3
The SM58 is a good mic (I have one), but being a dynamic, it has an innate disadvantage of not being able to capture fast transients as well as detail and definition in the high frequencies - it is great for vocals and a wailing guitar amp, though. A condenser is usually considered for detail and clarity, and it seems to capture more "air". My first condenser was a cheap MXL V63M that I find to be better for vocals and voiceovers as compared to my SM-58.

Among the budget to medium priced condensers I can recommend are the Audio Technica AT-2020 ($99) and -4040 ($299), the Rode NT-1a ($199) and multi-pattern NT-2a ($399). All these mics are large diaphragm condensers of good build and from reputable manufacturers. They all require pre-amps with phantom power; mic pre's from ART, Presonus and M-Audio are good candidates to choose from.

hth,
4
Thanx for the feedback guys, I will try again with the 58, I was always led to believe the 58 was a vocal orientated mic. The Rode NT-1a keeps getting a mention, will possibly try one out. Just on a after thought, I too was originally recording on a Yamaha MD4 and have since upgraded to a Boss BR1600CDR, however my acoustic recordings were a lot louder on the MD4, I had trouble getting the volume on the Boss even with all my input levels up. Everything else recorded on the Boss has been great.
5

%1$s a écrit ... Just on a after thought, I too was originally recording on a Yamaha MD4 and have since upgraded to a Boss BR1600CDR, however my acoustic recordings were a lot louder on the MD4, I had trouble getting the volume on the Boss even with all my input levels up. Everything else recorded on the Boss has been great.


Maybe looking into an external preamp is a good idea, even aside from needing phantom power for that new condenser you're looking at.
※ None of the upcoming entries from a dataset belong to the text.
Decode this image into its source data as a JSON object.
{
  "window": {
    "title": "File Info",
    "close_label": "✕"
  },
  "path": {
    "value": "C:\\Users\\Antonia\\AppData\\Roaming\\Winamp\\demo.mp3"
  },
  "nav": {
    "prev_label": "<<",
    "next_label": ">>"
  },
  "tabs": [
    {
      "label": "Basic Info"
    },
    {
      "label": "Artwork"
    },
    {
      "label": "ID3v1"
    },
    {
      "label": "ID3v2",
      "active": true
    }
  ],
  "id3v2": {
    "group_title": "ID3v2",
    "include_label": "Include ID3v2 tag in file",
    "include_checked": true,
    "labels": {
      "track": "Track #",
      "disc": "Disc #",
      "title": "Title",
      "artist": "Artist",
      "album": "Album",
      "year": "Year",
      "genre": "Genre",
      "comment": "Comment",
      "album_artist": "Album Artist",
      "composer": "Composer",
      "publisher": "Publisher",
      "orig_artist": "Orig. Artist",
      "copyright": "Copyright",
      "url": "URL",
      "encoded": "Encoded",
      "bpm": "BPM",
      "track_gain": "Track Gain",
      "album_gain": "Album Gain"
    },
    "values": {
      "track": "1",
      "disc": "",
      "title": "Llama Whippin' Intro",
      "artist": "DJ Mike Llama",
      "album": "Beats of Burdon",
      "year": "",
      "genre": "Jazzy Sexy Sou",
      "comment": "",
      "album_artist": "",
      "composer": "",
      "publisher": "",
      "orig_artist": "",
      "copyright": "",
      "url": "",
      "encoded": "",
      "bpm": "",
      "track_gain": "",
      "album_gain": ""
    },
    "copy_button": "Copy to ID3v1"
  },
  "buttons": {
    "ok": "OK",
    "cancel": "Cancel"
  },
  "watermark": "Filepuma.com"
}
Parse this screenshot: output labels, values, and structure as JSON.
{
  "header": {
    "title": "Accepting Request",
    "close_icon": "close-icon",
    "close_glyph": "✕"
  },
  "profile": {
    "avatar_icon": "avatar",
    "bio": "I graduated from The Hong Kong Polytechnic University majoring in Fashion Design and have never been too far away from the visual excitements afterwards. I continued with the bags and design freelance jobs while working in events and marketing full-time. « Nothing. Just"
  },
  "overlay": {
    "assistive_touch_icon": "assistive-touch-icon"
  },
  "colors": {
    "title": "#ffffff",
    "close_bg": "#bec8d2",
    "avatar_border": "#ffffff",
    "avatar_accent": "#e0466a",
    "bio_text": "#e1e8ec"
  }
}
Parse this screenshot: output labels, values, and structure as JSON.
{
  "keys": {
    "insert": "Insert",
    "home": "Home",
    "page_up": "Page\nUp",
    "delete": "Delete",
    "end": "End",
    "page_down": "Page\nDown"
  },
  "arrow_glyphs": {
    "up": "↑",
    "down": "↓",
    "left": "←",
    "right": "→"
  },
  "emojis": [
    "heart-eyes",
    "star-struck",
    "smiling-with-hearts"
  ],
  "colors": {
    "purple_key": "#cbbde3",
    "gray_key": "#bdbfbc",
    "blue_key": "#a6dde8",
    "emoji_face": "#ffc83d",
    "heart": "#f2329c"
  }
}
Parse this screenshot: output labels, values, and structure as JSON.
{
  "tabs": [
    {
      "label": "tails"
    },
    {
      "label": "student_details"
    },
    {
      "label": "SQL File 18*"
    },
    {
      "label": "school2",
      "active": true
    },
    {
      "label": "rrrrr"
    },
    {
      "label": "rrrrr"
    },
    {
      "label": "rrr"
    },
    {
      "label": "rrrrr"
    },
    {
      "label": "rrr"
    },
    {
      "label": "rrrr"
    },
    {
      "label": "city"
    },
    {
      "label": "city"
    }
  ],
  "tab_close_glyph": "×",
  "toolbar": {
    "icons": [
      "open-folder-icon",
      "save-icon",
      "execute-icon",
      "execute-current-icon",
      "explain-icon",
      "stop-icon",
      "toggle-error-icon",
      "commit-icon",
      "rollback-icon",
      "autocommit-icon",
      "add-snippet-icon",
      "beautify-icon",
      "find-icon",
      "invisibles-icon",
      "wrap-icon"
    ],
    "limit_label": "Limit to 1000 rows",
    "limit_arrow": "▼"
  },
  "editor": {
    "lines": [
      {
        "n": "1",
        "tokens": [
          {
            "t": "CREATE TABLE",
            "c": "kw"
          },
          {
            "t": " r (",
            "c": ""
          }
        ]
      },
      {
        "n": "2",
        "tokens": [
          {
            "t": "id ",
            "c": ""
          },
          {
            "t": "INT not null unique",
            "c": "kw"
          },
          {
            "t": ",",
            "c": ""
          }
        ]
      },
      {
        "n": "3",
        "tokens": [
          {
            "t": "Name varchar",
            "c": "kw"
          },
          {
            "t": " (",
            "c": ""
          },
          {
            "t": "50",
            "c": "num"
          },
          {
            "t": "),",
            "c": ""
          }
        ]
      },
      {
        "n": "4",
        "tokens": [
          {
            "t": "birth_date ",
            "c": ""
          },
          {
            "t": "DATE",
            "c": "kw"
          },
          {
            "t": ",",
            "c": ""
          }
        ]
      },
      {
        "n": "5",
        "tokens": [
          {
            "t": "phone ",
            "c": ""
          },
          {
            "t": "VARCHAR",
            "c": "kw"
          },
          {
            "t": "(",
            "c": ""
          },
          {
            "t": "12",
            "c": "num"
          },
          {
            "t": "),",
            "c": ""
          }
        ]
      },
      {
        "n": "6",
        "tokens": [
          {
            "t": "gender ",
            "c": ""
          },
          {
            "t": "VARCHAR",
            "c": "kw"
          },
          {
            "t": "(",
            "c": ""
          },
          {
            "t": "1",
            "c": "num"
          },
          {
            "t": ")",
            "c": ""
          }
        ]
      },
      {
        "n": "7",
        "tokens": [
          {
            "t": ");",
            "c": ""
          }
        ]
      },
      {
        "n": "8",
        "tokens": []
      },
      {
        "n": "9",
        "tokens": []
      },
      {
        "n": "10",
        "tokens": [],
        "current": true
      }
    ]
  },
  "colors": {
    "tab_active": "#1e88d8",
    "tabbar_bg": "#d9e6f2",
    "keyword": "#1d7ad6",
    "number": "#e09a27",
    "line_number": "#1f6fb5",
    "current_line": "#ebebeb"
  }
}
I got an MXL V63-M also, in trade- and it's a real nice-sounding mic. 'Bang for Buck' I think the Budget Credo goes. There's a lot of affordable stuff out there now. Go find one! :)
6
Recording an acoustic guitar, I have always found that using a pickup ran straight into the board or sound card is best. Even putting a preamp between the guitar and recording device can work out great. A strong signal like this will work better than micing because the mic will pick up other sounds, not to mention you need more gain for the mic than you would a pickup, which means you get hiss.